Petra, located 162 miles south of the Jordanian capital Amman, is built on a terrace around the Wadi Musa or Valley of Moses. It was the capital of the Arab kingdom of the Nabateans, a center of caravan trade, and continued to flourish under Roman rule after the Nabateans' defeat in A.D. 106.
Name of source: Independent (UK)
SOURCE: Independent (UK) (1-18-07)
So it may have come as little surprise to his publishers, who had paid Coleridge an advance of £100 that year to translate Johann Wolfgang von Goethe's seminal poem, Faust, from its original German into English, when nothing was produced by the mercurial, and infamously unreliable poet.
It had been at least a decade since Coleridge's most fruitful years when he had risen to literary fame, and infamy, with groundbreaking poems such as The Rime of the Ancient Mariner and Kubla Khan - composed as a result of an opium dream.
By the early part of the 19th century, Coleridge was beset by marital problems, increased opium dependency and a dampening of confidence in his creative powers. So the publishers shelved the Goethe project and the translation work has been long forgotten since Coleridge's death in 1834.
But now, nearly 200 years later, an American academic claims to have discovered that astonishingly, the poet may well have fulfilled his promise to complete a meticulous translation of the classical German tale - but could not put his name to it due to his dubious financial dealings.
Name of source: Times Online (UK)
SOURCE: Times Online (UK) (1-18-07)
Two reports published yesterday show how finds by people walking, gardening, farming or actively searching for treasure provide a wealth of information about our past.
David Lammy, the Culture Minister, described metal detector users as “the unsung heroes of the UK’s heritage”.
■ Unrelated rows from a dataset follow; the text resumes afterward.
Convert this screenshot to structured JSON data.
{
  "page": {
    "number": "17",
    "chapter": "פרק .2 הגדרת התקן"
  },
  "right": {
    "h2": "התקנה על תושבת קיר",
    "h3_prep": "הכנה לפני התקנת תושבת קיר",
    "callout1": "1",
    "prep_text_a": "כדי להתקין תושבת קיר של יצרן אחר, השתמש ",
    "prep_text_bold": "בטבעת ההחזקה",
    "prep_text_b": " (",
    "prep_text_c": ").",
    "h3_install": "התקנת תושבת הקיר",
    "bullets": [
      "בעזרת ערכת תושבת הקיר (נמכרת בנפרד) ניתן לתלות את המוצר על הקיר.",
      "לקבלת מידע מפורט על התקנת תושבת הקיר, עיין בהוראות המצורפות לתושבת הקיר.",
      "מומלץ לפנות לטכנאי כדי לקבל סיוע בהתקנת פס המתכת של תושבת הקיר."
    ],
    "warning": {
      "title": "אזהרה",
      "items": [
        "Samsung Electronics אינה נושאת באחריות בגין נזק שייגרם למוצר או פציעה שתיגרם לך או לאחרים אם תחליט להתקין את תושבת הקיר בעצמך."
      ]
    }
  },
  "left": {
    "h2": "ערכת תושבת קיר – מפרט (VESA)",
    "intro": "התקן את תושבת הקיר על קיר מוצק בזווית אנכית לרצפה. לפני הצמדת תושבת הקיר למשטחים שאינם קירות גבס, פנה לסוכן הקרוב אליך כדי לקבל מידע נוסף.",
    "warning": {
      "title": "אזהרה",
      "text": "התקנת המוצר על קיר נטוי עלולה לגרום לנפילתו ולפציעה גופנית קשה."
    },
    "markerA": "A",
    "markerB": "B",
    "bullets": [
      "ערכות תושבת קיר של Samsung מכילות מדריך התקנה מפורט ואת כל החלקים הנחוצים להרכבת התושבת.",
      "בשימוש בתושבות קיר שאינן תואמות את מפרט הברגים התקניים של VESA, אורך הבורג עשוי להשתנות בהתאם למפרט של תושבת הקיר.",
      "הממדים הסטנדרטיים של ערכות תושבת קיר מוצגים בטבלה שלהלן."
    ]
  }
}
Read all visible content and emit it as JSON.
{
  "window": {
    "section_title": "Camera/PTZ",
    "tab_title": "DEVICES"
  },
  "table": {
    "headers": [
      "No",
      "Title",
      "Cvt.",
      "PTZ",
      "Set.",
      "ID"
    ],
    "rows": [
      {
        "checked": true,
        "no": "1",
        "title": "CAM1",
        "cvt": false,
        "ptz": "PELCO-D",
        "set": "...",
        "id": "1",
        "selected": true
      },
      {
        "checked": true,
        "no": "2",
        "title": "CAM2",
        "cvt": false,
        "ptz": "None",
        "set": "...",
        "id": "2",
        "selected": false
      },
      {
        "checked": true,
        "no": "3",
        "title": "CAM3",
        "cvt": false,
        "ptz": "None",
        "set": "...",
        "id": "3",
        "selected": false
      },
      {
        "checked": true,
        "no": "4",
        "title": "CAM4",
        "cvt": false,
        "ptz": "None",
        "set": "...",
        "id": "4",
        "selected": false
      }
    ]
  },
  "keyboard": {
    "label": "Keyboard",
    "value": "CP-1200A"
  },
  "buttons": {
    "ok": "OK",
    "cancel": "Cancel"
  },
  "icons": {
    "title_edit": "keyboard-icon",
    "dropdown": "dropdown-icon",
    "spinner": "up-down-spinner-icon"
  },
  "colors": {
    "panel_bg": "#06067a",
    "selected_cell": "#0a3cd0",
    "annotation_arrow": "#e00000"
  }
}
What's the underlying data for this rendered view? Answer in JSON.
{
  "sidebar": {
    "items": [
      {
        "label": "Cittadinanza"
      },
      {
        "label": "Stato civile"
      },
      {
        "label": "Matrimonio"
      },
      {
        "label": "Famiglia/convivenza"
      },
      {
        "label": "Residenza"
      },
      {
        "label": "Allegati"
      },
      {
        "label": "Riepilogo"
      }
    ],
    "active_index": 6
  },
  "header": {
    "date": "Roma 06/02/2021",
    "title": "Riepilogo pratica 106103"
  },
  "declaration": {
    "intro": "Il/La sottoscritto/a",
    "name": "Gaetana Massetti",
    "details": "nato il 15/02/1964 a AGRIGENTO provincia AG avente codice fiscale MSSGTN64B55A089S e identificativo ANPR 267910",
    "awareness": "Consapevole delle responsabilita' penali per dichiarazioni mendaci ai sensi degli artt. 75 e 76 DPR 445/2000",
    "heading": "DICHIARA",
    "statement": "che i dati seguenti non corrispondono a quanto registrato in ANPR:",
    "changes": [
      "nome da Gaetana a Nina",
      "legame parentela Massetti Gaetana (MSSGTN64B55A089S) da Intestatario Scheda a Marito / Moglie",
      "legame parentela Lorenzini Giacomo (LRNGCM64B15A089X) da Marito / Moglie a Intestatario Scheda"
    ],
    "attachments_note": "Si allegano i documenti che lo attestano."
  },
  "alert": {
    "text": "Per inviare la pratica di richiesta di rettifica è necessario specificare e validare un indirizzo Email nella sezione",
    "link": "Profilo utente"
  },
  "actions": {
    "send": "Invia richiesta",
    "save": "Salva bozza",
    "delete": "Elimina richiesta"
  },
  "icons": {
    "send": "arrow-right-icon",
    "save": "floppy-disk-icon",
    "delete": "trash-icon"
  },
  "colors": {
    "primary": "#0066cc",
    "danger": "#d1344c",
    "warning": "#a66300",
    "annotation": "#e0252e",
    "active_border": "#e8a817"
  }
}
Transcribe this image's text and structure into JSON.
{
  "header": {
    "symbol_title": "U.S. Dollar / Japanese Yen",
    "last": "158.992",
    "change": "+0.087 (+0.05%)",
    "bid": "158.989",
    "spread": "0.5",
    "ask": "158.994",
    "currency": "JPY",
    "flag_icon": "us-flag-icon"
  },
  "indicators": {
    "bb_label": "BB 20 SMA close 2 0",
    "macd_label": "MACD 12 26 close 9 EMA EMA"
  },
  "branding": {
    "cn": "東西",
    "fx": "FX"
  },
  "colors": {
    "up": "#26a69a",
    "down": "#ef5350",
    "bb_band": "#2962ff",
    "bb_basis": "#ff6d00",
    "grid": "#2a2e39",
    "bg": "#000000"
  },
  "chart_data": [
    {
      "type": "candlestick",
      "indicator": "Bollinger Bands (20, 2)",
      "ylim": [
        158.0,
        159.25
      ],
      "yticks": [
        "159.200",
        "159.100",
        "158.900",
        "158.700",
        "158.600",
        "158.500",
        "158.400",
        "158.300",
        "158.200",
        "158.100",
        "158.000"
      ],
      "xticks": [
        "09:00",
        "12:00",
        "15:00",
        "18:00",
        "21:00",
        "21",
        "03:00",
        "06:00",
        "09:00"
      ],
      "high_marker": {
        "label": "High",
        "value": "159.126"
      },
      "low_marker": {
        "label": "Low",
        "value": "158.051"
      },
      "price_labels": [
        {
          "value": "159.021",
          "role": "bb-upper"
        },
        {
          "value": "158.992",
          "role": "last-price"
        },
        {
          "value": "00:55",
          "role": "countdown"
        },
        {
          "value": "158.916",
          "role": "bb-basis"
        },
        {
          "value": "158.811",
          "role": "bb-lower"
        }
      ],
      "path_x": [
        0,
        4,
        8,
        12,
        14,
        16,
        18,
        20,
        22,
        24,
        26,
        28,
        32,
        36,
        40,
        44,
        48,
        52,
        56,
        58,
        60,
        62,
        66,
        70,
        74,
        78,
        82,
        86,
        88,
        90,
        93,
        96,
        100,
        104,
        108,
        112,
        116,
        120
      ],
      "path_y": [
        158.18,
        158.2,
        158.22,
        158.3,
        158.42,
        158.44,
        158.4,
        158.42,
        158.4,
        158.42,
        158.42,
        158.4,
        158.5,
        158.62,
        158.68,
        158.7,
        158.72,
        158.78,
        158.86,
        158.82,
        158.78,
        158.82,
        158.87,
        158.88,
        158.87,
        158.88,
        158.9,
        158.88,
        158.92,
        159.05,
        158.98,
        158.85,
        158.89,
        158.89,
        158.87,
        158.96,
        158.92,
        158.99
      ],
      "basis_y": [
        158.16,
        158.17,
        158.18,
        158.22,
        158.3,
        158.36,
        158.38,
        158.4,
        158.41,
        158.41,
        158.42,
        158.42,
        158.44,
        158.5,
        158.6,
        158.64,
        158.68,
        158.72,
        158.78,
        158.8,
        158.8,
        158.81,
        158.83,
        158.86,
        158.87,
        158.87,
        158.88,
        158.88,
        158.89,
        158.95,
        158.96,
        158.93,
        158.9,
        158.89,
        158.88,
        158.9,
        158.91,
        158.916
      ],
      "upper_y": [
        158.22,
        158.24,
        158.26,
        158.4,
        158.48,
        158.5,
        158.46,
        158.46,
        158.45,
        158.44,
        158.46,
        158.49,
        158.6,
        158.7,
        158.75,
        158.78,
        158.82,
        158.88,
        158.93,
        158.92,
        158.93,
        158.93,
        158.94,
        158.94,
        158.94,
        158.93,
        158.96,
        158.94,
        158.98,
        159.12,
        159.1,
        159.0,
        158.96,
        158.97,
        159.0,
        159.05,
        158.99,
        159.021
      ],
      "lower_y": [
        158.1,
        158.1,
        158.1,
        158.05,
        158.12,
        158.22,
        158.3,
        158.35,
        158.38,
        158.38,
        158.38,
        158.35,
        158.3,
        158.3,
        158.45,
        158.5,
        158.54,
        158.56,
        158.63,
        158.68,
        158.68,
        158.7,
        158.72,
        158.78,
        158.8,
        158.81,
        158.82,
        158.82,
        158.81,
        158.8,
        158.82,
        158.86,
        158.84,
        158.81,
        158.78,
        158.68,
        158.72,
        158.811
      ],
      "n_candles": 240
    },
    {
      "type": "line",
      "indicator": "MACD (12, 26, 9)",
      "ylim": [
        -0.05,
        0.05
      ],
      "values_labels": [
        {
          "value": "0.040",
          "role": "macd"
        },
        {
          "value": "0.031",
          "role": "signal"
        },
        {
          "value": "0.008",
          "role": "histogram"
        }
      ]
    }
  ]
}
The Treasure Act 1996 requires the reporting of all gold and silver objects more than 300 years old, and groups of coins that are more than 300 years old and found on the same site.